In 2022-23, MSME-specified product exports constituted 43.6% of India's total exports (Directorate General of Commercial Intelligence and Statistics). To bolster MSME competitiveness in international markets, the government launched schemes like the Export Promotion Capital Goods and Export Credit Guarantee Corporation, providing export credit insurance. Export promotion councils offer market intelligence and trade facilitation, helping MSMEs seize global opportunities. Indian MSMEs demonstrate significant potential to increase production and compete in and tap into international markets. Excelling in manufacturing, textiles, pharmaceuticals, IT, etc, they leverage a rich cultural heritage and skilled workforce, offering niche products tailored to global demand. As per the MoMSME's 2020-21 report, a significant portion of MSME production in India targets the domestic market. However, with increasing globalization, more MSMEs are exploring export opportunities, supported by technology advancements, improved access to global distribution channels, and government initiatives. Yet, challenges like regulatory compliance, market access barriers, and logistical constraints persist. To support MSMEs in their export endeavors, the following measures can be implemented: 1) Establish Export Promotion Hubs to offer shared infrastructure and access to global markets. 2) Launch comprehensive training and assistance programs on export procedures and compliance, product adaptation, etc. 3) Promote digital platforms' streamlining access to international buyers, enabling online transactions and provide tools for marketing, customer relationship management, etc. to lower entry barriers to global markets. 4) A single-window clearance system to simplify export processes. 5) Make MSMEs aware of international/ national policies like the European Green Deal and incentivize sustainable production to meet evolving international demands.
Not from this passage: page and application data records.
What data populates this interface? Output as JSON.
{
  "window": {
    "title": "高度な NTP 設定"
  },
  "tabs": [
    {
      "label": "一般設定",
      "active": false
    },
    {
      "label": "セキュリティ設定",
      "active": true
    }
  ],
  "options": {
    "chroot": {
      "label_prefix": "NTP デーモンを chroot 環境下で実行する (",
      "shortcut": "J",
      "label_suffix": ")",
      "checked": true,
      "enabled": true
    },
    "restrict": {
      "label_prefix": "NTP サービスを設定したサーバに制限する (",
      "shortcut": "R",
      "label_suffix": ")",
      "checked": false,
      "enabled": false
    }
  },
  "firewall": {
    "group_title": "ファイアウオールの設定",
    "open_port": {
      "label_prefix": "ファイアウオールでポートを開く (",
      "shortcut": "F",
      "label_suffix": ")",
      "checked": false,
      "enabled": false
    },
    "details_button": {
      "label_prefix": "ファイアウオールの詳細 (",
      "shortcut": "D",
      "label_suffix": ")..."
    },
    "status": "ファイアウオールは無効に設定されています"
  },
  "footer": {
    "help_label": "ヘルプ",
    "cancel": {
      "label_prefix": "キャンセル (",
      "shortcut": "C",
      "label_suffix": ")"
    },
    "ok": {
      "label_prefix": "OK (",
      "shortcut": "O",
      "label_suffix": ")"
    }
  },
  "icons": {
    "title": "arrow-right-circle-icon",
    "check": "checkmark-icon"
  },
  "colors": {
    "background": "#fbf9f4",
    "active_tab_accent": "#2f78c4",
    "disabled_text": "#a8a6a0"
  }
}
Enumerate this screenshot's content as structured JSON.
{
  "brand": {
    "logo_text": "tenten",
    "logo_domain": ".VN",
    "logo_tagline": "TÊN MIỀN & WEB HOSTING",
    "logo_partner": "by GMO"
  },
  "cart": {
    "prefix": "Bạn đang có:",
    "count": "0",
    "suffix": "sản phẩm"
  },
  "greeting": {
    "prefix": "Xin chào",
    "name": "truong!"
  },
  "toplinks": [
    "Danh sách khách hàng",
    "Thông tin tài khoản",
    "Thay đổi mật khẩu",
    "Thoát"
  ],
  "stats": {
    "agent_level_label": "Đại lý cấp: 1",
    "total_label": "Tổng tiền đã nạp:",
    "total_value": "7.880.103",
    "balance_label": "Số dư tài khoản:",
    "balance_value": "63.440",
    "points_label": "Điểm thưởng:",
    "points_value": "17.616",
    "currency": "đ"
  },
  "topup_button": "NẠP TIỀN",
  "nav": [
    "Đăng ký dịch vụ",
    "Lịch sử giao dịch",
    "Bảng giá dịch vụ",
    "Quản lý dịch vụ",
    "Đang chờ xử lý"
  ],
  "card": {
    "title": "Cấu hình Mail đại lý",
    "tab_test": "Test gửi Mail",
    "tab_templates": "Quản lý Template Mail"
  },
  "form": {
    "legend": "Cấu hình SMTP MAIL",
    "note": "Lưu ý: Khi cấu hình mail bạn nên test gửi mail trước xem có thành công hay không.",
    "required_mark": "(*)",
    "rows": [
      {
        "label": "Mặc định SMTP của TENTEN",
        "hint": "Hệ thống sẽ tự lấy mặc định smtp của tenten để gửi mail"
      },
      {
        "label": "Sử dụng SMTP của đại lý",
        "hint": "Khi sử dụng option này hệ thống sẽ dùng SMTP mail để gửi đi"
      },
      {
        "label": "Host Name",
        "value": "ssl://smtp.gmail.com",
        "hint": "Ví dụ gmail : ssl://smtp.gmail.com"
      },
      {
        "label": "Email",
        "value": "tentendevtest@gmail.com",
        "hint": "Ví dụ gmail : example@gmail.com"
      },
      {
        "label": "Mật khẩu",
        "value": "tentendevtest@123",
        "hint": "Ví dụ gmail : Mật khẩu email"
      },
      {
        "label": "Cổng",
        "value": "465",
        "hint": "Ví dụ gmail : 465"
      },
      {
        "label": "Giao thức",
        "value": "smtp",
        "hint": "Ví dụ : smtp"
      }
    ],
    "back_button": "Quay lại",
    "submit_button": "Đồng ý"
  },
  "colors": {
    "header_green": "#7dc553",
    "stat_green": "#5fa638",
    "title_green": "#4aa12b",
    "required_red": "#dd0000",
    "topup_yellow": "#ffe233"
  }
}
By focusing on these strategic areas, policymakers and business leaders can create a more conducive environment for the growth and development of MSMEs in India.


Written By: Amit Pande, General Manager, Foundation for MSME Clusters (FMC), New Delhi

Disclaimer: Views expressed above are personal views of the writer